Page and application data records:
◇ ◇ ◇

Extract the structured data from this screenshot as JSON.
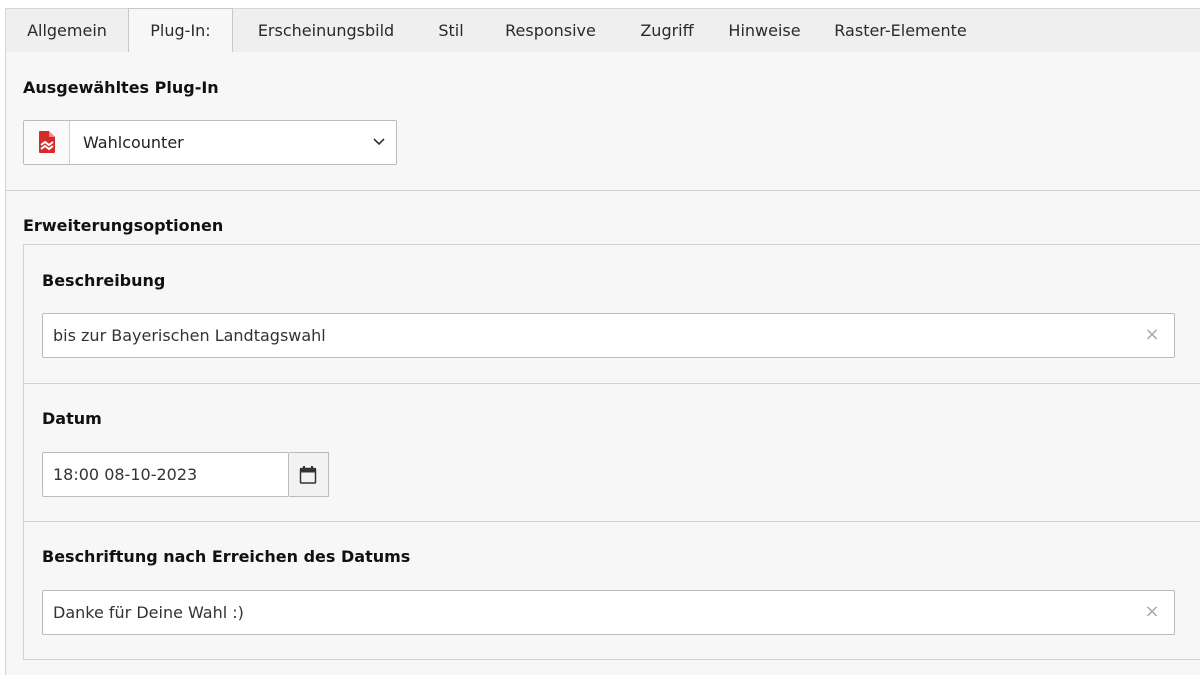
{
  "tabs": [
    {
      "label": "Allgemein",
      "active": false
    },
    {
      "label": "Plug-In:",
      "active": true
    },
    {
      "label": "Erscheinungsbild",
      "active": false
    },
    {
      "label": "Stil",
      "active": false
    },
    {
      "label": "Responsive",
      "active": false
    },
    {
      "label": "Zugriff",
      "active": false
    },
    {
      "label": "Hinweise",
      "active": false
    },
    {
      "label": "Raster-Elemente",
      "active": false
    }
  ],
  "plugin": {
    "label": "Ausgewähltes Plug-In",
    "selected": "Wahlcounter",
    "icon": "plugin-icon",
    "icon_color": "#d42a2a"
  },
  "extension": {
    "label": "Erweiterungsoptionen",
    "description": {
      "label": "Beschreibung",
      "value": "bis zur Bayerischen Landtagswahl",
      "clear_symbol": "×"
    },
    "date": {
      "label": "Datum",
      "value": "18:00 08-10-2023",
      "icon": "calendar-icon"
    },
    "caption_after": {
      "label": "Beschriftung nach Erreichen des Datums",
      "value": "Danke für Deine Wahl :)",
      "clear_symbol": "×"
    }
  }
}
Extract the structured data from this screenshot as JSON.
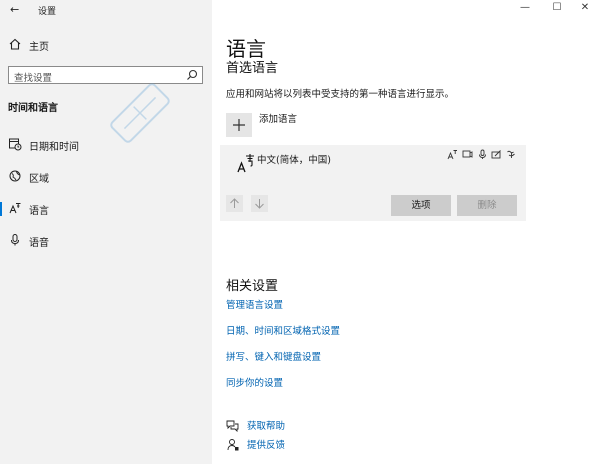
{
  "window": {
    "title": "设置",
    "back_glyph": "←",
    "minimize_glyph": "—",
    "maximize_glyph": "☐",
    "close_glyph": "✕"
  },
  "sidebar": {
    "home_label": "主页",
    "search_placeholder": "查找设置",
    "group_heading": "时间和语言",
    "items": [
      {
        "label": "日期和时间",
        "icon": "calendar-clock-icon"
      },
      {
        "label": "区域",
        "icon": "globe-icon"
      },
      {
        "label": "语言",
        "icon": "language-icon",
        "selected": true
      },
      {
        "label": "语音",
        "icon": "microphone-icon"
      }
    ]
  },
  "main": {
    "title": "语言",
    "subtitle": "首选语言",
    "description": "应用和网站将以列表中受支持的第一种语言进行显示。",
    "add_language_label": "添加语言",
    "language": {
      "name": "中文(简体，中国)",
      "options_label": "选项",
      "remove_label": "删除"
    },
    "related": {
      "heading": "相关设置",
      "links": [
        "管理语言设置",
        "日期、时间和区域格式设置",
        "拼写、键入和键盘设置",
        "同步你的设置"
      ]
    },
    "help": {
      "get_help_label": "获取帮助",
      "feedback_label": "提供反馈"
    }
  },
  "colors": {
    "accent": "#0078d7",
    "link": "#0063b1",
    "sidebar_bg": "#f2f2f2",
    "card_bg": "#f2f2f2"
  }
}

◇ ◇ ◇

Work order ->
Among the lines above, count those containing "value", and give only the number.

Final answer ->
3